My teenager would like nothing more than to vote on Tuesday. Of course he is not allowed to vote, and there are good reasons for that, I suppose, my son being the exception that proves the rule. He is a bona fide political junkie who understands more about this election and what rides on it than many people twice his age. A confession: The kid knows more about current events than I do. That is less a condemnation of me than praise of him, because I am reasonably well versed in domestic and foreign policy both.

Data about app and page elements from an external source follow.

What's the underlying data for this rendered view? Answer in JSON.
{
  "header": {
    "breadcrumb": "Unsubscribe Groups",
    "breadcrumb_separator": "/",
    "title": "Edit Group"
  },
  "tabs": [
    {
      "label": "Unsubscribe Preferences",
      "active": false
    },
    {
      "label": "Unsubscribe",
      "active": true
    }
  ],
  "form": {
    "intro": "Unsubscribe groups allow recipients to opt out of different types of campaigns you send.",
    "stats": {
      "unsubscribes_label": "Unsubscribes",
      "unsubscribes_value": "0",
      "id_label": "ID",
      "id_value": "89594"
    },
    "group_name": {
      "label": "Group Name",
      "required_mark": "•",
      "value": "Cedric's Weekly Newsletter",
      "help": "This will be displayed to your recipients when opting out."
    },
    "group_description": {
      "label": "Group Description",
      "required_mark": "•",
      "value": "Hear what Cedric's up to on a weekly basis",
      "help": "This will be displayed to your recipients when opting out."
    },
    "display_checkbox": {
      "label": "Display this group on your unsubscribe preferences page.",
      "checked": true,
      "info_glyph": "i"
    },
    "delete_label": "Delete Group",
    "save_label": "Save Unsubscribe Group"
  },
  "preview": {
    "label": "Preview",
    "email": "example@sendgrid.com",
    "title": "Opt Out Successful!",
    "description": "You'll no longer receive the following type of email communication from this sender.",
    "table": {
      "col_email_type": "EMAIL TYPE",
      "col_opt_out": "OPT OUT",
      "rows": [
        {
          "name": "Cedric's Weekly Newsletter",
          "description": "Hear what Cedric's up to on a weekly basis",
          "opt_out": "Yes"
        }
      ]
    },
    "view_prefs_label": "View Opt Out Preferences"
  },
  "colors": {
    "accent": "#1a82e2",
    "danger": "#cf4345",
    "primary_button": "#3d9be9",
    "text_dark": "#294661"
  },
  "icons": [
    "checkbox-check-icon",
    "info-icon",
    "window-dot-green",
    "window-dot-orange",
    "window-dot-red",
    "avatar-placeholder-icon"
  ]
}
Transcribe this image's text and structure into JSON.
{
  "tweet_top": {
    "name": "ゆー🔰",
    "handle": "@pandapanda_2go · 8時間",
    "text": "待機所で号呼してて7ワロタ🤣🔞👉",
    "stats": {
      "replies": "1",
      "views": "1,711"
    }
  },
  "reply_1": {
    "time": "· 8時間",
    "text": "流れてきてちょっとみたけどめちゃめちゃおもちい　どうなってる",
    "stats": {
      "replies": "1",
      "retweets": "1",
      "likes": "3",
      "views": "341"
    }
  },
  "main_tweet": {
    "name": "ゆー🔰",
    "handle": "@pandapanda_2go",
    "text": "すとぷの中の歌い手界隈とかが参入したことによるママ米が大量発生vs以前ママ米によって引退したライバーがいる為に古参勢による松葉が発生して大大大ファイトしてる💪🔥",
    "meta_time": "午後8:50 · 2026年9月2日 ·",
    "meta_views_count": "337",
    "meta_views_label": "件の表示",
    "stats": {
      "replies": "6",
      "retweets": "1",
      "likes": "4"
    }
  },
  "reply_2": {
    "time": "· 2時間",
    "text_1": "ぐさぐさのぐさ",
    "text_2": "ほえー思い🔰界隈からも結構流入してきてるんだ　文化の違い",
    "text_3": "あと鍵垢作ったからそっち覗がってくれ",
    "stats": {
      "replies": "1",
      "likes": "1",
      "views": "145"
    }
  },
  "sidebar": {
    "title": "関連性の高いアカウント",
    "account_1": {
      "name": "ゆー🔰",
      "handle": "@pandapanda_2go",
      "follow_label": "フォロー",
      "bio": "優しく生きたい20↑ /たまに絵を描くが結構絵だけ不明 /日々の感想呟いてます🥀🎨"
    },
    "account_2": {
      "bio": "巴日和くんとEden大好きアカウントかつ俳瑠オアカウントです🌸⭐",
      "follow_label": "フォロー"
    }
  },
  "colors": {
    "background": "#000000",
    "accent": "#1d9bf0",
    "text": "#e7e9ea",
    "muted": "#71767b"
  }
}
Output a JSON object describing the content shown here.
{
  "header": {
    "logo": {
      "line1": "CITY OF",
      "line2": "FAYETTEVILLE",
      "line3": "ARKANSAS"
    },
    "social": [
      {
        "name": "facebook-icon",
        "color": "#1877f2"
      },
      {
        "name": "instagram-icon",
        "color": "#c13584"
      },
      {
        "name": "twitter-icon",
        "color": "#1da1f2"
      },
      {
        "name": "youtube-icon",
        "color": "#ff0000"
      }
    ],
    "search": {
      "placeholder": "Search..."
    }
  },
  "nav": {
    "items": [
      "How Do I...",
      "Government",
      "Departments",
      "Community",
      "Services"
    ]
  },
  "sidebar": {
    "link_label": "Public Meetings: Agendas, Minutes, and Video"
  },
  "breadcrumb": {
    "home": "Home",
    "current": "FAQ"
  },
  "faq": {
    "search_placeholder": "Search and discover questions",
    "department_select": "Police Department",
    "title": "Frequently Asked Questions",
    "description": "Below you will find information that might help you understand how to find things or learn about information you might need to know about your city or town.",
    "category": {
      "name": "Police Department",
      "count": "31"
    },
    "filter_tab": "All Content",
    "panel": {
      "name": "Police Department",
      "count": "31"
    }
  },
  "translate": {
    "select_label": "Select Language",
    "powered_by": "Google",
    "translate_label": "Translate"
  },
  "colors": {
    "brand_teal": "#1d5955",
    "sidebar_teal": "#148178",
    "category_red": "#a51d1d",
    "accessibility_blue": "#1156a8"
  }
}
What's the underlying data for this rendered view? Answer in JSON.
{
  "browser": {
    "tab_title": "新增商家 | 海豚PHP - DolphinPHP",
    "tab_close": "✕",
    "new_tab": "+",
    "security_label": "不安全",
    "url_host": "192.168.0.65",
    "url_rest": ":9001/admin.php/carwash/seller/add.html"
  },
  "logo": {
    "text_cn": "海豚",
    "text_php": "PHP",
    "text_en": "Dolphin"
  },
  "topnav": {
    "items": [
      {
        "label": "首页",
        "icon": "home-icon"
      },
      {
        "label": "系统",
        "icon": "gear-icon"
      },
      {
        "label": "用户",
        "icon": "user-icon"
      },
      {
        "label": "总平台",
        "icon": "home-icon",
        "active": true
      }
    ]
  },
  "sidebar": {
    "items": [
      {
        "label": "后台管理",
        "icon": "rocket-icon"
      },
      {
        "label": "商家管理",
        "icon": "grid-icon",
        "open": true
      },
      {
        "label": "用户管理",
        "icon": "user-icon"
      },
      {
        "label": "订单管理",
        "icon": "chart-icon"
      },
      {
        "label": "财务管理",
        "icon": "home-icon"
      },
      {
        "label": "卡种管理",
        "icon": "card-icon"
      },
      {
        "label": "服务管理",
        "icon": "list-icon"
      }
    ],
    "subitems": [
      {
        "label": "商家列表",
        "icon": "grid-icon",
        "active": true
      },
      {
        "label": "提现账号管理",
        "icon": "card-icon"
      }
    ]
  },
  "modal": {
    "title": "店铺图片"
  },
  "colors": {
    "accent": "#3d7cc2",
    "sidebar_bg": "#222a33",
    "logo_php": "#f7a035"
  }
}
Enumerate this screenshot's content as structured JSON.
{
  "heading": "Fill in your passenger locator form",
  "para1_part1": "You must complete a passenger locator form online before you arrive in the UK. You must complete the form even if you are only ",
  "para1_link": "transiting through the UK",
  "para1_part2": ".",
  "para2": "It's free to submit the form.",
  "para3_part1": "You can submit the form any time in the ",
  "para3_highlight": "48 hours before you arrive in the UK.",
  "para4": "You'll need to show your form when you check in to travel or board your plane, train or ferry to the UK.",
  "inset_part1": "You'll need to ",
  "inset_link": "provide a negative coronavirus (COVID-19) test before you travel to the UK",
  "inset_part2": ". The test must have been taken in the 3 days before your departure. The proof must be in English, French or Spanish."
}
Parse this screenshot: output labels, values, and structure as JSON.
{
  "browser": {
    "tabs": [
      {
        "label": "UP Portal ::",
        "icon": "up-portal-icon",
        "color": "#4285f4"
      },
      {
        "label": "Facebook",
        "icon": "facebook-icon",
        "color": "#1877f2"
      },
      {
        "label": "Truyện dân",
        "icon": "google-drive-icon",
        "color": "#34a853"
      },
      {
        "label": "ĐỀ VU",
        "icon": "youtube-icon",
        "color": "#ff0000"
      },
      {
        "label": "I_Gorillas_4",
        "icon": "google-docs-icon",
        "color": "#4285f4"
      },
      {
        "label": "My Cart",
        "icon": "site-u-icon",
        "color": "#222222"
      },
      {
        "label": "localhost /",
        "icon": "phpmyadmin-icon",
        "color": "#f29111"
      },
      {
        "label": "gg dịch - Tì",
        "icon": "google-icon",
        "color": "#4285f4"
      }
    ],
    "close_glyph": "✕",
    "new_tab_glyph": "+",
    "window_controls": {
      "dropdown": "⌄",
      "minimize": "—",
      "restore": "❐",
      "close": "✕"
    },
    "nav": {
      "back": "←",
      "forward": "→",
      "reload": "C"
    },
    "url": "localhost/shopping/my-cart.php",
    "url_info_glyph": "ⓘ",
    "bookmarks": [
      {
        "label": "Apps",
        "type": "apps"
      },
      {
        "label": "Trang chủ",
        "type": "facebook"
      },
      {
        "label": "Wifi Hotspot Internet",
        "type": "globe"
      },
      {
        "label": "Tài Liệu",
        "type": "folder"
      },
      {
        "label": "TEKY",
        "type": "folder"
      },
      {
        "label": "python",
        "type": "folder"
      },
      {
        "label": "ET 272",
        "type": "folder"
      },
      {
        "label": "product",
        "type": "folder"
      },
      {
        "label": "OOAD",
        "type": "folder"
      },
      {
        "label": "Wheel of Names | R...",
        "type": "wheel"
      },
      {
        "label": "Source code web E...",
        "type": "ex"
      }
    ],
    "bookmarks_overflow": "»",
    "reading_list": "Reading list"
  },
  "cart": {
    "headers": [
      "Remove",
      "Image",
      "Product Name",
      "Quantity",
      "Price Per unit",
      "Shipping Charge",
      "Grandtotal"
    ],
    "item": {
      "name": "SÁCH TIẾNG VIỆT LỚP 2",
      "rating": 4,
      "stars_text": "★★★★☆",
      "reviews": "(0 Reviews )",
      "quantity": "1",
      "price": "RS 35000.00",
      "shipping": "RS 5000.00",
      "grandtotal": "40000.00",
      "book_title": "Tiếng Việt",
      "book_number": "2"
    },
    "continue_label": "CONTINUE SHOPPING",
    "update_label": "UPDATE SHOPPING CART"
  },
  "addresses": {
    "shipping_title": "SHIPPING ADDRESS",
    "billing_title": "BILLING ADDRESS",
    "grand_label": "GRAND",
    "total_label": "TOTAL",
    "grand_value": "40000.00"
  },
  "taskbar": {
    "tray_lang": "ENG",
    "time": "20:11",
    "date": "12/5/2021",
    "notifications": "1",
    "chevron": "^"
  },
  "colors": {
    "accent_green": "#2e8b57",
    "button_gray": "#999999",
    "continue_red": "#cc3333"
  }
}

In our house we are unanimous in supporting a Presidential candidate. I don’t even need to tell you who that is (but it’s Obama). Those of you who’ve been reading my words for any length of time know where I stand. And my younger son, well, he stands with me because he still believes that his parents are right in most things. As it should be for a ten-year-old, and really, is this not the reason why kids don’t vote? They’d vote exactly as their parents do. The first and second graders I help teach spout their parents’ rhetoric on all matters political (that is, when they understand the rhetoric. To wit: a second grader at lunch a few weeks ago, overheard saying, “My mom’s a Dentocat, but my dad’s a Repo Man.”) But my fifteen-year-old cannot rightly be called a kid, and if he were able to vote he would vote his own conscience, not his mother’s nor his father’s.
This post is not a testimonial to a candidate or party. It is instead a bipartisan plea: Vote. Vote, no matter how inconvenient. Vote, mindful of a fifteen-year-old who’s bitterly disappointed that he won’t be voting, who cares enough that he’s already planning to be glued to the TV on Tuesday night until such time as a winner is announced – no matter how long it takes, and with or without snacks.
Vote, because it’s an honor and a duty. Vote because you can. Vote because there’s a boy at my house fervently wishing that he might do the same, a boy counting the days until he turns eighteen, not so he can drive, or drink, or engage in any other of a host of more or less licentious activities, but so he can do his part to determine the kind of nation he and his descendants will inherit.